[Your instructions]: Only lines holding the string "BIBLOCK" are wanted; copy each one from the material.

[Record set]:
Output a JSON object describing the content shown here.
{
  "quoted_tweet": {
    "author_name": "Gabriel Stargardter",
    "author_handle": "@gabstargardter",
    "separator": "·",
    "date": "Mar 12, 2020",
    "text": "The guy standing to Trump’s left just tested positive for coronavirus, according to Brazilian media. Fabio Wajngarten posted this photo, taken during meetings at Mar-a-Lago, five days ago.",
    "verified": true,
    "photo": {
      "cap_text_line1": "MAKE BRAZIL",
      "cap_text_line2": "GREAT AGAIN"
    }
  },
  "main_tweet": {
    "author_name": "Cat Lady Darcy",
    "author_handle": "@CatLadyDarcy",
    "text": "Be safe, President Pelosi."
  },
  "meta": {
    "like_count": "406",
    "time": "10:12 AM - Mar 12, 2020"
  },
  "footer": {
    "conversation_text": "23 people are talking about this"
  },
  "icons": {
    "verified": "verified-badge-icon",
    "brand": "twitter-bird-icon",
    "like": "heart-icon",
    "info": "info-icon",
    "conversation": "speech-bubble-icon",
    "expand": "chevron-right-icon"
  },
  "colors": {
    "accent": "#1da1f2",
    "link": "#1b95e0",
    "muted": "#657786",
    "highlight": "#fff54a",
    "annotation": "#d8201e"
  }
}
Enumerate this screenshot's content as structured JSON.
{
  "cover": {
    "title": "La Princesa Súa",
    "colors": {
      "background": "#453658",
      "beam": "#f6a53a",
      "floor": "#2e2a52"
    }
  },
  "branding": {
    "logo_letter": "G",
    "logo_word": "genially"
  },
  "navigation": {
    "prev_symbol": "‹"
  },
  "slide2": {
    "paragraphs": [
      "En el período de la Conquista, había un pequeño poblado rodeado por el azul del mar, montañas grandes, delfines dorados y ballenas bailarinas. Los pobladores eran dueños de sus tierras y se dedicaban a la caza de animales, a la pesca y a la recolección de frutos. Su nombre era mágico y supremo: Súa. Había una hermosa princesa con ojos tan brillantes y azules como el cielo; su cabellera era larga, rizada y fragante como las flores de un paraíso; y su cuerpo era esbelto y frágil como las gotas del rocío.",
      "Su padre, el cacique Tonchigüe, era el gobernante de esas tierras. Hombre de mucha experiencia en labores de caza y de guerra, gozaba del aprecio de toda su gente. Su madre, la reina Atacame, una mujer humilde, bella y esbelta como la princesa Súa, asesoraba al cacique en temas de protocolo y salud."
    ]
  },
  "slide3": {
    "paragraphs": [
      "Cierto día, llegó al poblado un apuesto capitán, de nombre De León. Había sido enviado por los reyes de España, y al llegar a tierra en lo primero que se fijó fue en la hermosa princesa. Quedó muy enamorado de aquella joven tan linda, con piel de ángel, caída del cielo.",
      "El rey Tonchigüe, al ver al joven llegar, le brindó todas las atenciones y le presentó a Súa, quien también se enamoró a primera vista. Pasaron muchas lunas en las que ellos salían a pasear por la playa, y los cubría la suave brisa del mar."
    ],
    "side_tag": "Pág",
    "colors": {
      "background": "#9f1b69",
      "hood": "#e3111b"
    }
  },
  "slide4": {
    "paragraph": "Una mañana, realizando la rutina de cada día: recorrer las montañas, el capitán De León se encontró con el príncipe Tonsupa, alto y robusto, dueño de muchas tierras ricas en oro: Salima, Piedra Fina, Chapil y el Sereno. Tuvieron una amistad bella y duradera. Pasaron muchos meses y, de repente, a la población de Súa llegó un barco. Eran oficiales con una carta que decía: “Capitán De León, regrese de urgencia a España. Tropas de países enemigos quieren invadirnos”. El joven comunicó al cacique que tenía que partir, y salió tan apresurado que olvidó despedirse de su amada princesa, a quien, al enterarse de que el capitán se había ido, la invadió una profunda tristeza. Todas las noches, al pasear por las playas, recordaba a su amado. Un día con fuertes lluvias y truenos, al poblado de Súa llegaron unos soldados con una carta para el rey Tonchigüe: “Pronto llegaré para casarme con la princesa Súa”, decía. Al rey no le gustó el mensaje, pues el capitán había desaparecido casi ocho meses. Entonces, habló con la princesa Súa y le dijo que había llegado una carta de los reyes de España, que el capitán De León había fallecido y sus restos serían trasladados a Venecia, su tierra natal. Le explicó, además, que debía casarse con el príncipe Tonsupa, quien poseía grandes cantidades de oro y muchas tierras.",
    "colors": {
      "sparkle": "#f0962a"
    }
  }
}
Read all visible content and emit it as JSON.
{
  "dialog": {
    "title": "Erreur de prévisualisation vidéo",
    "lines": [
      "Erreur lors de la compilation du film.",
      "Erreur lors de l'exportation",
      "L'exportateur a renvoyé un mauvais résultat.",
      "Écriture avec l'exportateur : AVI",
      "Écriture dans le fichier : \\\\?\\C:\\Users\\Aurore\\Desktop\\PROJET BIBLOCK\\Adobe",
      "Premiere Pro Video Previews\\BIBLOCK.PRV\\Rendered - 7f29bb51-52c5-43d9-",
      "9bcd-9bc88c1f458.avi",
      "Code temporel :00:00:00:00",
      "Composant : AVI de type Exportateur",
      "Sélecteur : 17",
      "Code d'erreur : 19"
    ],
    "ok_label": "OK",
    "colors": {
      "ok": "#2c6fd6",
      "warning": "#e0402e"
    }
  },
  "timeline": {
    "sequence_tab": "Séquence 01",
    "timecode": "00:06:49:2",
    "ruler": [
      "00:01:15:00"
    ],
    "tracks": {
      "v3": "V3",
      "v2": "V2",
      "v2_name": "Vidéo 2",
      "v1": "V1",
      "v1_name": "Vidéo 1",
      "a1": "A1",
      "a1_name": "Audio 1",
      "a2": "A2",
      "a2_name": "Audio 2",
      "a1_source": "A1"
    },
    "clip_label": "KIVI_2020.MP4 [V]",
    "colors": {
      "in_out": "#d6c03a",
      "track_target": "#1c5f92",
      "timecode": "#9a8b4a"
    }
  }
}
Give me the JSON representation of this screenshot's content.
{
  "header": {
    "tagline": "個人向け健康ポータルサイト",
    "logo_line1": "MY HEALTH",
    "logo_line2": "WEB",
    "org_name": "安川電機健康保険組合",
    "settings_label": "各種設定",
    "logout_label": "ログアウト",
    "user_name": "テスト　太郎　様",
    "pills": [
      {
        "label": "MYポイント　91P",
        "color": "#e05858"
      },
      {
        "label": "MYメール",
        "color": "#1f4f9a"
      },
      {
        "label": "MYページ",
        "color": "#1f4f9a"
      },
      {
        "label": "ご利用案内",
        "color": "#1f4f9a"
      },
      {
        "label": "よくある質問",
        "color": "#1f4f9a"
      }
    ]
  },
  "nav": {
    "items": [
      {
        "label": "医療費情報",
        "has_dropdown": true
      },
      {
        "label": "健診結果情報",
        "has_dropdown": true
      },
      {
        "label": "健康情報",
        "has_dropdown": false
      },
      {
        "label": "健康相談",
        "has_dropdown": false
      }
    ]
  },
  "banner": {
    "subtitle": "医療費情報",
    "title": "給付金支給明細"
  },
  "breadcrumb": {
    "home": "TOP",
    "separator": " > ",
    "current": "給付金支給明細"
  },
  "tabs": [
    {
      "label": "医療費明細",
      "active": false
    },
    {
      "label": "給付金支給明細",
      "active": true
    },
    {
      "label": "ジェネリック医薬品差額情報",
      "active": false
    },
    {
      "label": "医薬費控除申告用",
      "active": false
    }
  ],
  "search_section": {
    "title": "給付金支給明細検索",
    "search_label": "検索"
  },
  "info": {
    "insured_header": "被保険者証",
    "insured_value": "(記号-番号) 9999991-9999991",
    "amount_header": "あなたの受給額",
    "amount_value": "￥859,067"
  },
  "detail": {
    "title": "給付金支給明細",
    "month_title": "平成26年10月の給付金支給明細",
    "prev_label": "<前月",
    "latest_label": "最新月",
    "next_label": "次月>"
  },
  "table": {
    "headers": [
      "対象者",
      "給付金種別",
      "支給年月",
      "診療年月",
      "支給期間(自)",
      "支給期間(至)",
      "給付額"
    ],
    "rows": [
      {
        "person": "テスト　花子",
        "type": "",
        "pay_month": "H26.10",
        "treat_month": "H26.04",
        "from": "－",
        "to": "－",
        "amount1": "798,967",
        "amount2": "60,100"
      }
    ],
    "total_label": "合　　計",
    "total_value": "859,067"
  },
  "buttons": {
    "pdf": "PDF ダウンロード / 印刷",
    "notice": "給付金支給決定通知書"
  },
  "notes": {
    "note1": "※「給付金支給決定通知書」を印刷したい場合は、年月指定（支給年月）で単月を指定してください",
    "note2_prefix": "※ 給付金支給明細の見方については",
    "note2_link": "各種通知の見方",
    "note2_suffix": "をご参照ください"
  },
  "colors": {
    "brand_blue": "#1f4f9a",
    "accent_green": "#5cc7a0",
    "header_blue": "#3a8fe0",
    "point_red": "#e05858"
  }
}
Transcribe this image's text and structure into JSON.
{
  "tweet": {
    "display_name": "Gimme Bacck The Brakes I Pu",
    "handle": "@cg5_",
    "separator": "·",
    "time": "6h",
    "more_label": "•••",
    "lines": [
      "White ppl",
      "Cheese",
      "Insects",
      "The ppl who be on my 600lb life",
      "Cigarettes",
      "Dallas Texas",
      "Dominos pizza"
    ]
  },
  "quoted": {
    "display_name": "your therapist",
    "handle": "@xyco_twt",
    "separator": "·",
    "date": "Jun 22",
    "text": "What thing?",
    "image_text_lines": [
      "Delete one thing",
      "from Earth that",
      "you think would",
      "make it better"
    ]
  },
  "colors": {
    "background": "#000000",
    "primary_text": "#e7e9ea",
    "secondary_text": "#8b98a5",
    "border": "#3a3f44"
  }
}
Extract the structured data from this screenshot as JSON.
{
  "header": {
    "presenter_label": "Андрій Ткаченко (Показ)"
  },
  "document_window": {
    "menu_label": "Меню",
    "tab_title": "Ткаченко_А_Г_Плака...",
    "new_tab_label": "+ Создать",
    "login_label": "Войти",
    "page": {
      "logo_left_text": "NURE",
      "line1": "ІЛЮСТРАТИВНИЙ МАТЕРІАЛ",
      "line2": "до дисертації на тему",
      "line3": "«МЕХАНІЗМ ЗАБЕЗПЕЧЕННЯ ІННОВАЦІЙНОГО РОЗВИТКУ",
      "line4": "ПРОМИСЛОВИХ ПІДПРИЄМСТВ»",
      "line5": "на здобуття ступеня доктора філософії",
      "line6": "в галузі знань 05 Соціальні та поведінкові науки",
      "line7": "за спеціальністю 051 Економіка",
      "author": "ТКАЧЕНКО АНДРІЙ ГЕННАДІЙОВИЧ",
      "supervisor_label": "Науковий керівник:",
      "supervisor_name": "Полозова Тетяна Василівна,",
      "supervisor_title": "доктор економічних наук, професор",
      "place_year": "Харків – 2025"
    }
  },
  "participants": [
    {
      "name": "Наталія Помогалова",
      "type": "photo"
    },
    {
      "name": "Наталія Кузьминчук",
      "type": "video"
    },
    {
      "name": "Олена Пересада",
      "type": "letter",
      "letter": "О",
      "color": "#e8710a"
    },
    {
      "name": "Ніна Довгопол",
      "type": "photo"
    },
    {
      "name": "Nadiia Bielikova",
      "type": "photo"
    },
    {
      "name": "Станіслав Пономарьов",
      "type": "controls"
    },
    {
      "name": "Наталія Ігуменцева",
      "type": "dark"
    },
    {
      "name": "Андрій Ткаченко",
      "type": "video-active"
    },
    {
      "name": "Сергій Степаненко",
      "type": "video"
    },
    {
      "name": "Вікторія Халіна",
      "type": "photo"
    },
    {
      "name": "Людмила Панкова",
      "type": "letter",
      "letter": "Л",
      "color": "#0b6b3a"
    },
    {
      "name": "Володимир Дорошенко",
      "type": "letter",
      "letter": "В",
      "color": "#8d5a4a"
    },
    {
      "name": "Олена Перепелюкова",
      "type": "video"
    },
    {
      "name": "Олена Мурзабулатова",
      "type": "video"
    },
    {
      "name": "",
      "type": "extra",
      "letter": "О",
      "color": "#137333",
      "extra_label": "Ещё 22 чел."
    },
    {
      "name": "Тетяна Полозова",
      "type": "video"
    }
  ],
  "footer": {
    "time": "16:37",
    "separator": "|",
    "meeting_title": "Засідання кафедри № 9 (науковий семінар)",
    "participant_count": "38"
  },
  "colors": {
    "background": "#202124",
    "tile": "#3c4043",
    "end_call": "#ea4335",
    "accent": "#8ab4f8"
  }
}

[Output]:
      "Écriture dans le fichier : \\\\?\\C:\\Users\\Aurore\\Desktop\\PROJET BIBLOCK\\Adobe",
      "Premiere Pro Video Previews\\BIBLOCK.PRV\\Rendered - 7f29bb51-52c5-43d9-",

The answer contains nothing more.